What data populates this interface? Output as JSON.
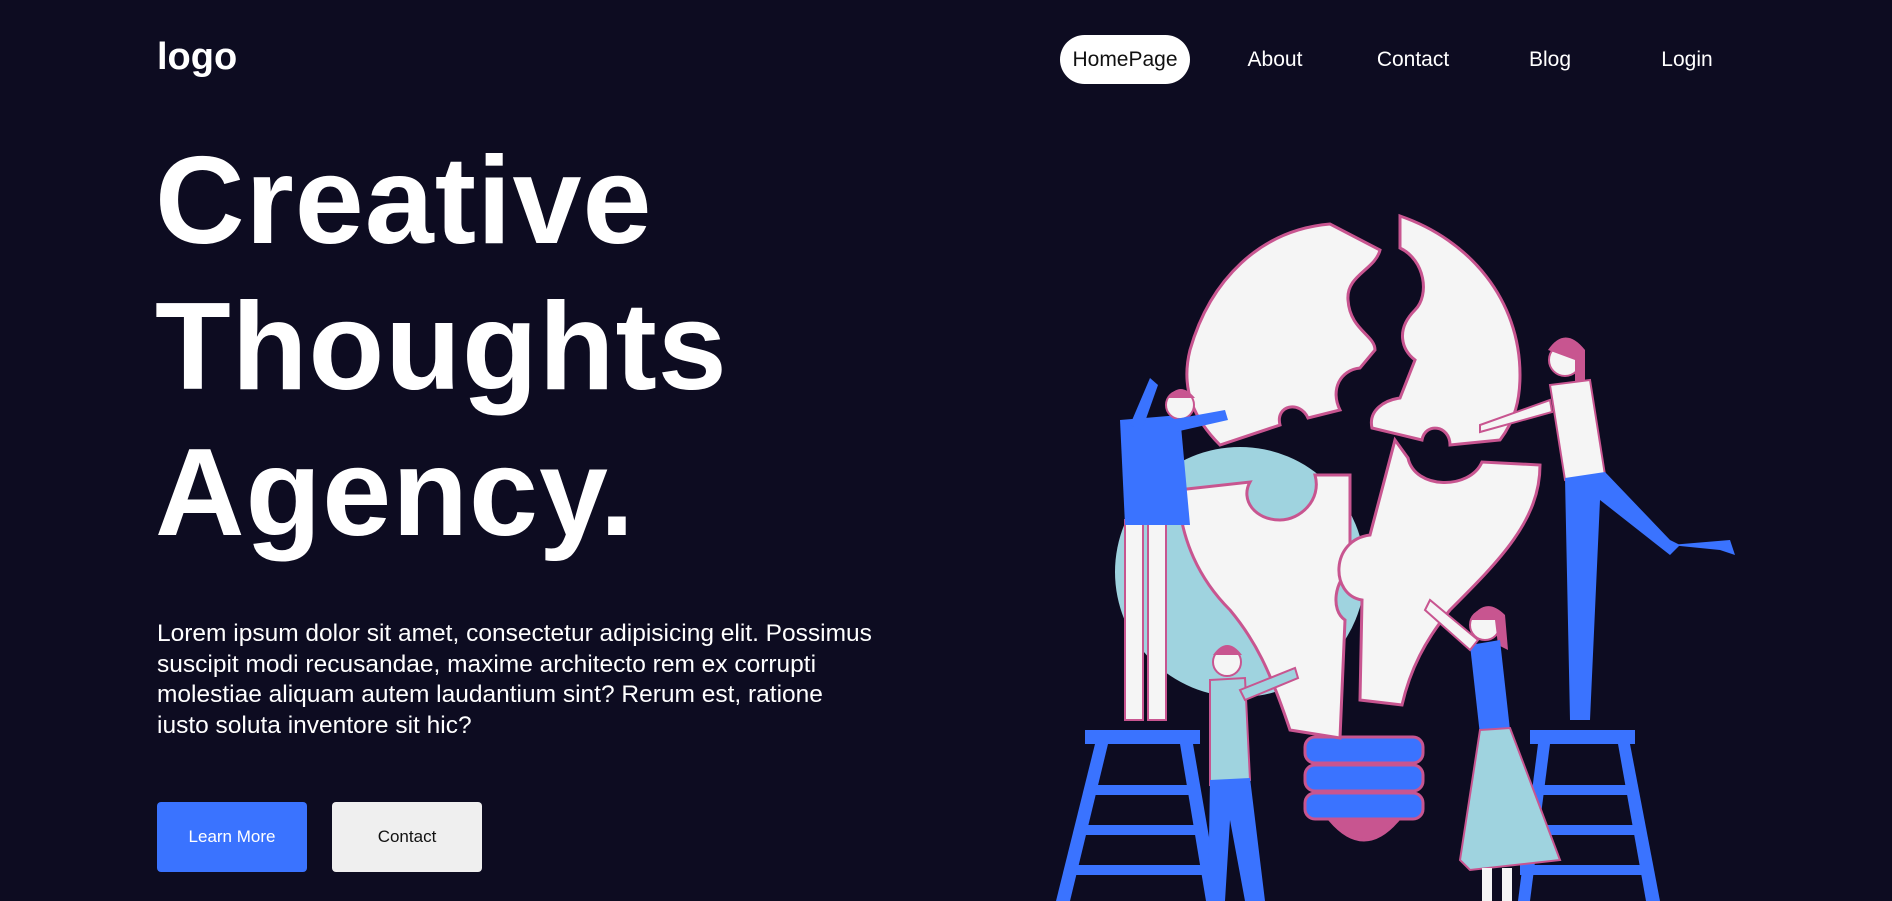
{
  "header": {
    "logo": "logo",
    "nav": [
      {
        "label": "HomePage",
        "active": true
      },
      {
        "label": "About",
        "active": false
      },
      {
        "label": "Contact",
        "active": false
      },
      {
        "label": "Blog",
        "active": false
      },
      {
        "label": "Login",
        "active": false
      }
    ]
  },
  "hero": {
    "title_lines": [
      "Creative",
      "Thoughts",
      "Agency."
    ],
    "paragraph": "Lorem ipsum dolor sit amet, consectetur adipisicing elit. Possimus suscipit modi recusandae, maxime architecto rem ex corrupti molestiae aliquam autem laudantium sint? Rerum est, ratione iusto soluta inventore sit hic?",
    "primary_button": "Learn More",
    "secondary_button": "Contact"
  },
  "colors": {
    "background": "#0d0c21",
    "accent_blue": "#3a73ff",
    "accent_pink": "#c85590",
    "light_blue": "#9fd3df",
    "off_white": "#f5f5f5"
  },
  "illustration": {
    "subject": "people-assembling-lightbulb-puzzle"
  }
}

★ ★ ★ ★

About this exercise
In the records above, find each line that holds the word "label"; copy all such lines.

Task solution
        "label": "HomePage",
        "label": "About",
        "label": "Contact",
        "label": "Blog",
        "label": "Login",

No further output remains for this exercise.